A new kind of replicator has recently emerged on this very planet. It is staring us in the face. It is still in its infancy, still drifting clumsily about in its primeval soup, but already it is achieving evolutionary change at a rate that leaves the old gene panting far behind.
—Richard Dawkins, The Selfish Gene
At the end of his 1976 book The Selfish Gene, geneticist Richard Dawkins proposed the idea of the meme, which he described as "a unit of cultural transmission" analogous to the gene. The meme idea was so powerful that it quickly became a meme itself as it spread from mind to mind with the peculiar inevitability that seems to characterize all memes. (Indeed, the philosopher Daniel Dennett has described the meme as "an information-packet with attitude.") For our purposes here, the meme meme has spawned a rather impressive lexicon of terms, many of which come from the field of memetics, the study of memes. (I'm indebted to memeticist Tim Tyler and the good folks at the website Know Your Meme for many of these terms.)
Although Dawkins's analogue for the meme was the gene, current meme lingo is heavily weighted toward epidemiology.
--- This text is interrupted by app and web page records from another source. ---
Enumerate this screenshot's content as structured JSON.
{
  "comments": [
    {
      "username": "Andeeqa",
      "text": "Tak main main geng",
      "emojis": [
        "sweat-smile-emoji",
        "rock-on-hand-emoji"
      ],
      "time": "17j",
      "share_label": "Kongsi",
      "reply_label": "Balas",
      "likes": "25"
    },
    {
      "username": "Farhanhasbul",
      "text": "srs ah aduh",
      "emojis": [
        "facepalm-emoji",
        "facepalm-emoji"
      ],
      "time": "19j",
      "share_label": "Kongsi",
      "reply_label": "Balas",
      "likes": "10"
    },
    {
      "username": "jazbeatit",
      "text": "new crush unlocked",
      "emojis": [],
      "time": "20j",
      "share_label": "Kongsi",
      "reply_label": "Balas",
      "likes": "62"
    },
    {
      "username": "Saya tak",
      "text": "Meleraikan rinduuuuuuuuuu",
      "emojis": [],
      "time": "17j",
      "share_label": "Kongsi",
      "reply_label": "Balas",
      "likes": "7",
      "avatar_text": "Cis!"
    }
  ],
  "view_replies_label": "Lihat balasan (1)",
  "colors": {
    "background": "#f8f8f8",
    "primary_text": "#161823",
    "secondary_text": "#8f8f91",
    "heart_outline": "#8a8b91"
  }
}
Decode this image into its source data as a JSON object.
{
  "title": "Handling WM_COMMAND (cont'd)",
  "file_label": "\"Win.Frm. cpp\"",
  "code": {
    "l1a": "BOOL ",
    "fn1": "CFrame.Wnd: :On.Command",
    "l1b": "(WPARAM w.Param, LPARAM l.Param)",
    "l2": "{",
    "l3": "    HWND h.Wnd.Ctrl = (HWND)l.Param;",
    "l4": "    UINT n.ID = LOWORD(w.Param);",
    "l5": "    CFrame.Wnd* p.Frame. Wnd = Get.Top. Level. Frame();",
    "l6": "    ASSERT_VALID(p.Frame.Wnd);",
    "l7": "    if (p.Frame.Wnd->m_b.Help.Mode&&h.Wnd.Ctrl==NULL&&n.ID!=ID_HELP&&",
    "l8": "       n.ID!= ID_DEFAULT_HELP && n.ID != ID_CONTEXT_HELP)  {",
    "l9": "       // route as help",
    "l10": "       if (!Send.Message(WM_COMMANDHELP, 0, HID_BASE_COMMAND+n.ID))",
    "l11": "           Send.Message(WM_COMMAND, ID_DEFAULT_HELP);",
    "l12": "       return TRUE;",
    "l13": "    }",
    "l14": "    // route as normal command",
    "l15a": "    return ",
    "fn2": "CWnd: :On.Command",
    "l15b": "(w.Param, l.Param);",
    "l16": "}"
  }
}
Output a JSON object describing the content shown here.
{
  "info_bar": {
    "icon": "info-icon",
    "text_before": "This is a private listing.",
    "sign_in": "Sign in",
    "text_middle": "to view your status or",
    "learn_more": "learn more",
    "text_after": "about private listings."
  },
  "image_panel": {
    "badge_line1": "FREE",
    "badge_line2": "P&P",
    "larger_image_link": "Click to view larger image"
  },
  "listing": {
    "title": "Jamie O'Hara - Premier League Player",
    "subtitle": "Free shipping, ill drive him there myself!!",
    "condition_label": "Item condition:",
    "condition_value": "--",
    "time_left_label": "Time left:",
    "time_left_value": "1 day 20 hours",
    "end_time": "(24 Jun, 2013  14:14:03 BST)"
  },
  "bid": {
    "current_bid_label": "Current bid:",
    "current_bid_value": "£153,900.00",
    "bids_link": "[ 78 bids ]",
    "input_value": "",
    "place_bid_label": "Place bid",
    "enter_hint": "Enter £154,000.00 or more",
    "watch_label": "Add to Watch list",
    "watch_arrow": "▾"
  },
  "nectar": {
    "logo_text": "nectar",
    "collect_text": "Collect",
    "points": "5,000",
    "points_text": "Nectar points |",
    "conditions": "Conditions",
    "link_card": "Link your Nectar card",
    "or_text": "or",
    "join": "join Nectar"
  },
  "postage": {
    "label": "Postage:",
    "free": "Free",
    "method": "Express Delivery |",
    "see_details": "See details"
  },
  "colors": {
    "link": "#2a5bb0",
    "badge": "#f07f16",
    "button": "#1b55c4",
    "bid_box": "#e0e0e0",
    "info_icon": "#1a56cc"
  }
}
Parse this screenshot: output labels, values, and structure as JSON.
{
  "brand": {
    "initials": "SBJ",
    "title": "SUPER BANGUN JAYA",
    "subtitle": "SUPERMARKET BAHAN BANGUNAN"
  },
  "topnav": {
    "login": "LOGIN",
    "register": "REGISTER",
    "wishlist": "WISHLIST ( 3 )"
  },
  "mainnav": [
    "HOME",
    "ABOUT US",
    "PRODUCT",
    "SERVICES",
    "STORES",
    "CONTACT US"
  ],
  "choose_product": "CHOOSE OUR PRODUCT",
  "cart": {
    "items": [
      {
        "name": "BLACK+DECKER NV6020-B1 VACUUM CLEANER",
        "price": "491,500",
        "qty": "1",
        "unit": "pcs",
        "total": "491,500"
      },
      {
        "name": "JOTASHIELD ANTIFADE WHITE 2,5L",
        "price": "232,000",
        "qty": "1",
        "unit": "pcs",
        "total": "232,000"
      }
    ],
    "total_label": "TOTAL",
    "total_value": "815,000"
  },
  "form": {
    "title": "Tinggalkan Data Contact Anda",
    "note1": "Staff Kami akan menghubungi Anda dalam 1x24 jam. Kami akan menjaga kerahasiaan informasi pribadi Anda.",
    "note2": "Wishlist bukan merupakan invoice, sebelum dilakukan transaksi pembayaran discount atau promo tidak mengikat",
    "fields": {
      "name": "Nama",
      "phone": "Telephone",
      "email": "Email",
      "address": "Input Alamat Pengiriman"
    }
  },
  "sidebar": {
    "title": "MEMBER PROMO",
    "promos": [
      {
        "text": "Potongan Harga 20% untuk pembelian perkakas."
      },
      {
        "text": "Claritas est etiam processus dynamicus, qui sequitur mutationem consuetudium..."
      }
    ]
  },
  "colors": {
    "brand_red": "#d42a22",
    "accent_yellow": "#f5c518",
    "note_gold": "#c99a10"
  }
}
Thus, synonyms include ideavirus, virus of the mind, and thought contagion. Similarly, the medium that carries a meme is called a vector, the successful insertion of a meme into a person's brain is called an infection, and the infected person is a host. A readily contagious meme is said to have sneezability. An active meme affects the behavior of its host, as opposed to an inactive or latent meme. A host that reacts negatively—for example, by advocating censorship of the meme—has a meme allergy. If the meme causes self-destructive behavior in the host—as, for example, a meme about martyrdom might—the host is called a memoid, by analogy with android. When a prior infection by one meme prevents a host from being affected by another, the original meme is called an immuno-meme.
A grassroots meme begins with, and is for the most part propagated by, ordinary users rather than, say, a corporation. If some big-time marketer fakes a grassroots meme, then you have an astroturf meme. A similar idea is the forced meme, which is someone's deliberate (and usually unsuccessful) attempt to create a meme.
Memes that evolve alongside a larger meme are called comemes or, since the two memes have a kind of symbiotic relationship, symmemes. More specifically, a bait meme offers some benefit to the host if it adopts the main meme. (For example, if the main meme is Christianity, the bait meme might be an eternal afterlife.) Many main memes also come with a hook meme that, after the host has taken the bait meme, causes the host to replicate the main meme. (In the Christianity example, a hook meme would be the idea of spreading the gospel.) When a main meme is surrounded by one or more comemes, the resulting constellation of ideas is a meme complex or a memeplex.
Forums that are prolific generators of memes are called memetic hubs, and sites that are particularly adept at spreading existing memes are called amplifiers. These sites often specialize in certain meme types, including the phrasal template (such as the snowclones I featured in a 2008 column), the image macro (a picture with varying text, such as LOLcat images), and the subvertisement (a meme hack that modifies an ad to subvert its original message). On the negative side is the zombie lie, a false statement that keeps getting repeated no matter how often it has been refuted.
Richard Dawkins became famous in the 1970s for his concept of the selfish gene, and he has become infamous in recent years for his unyielding atheism. But I predict that Dawkins will be known, a hundred years hence, not for these contributions to science and culture but for the concept of the meme. Feel free to spread that idea around.
About the Author
PAUL MCFEDRIES is a technical and language writer with more than 40 books to his credit. He also runs Word Spy, a Web site and mailing list that tracks new words and phrases.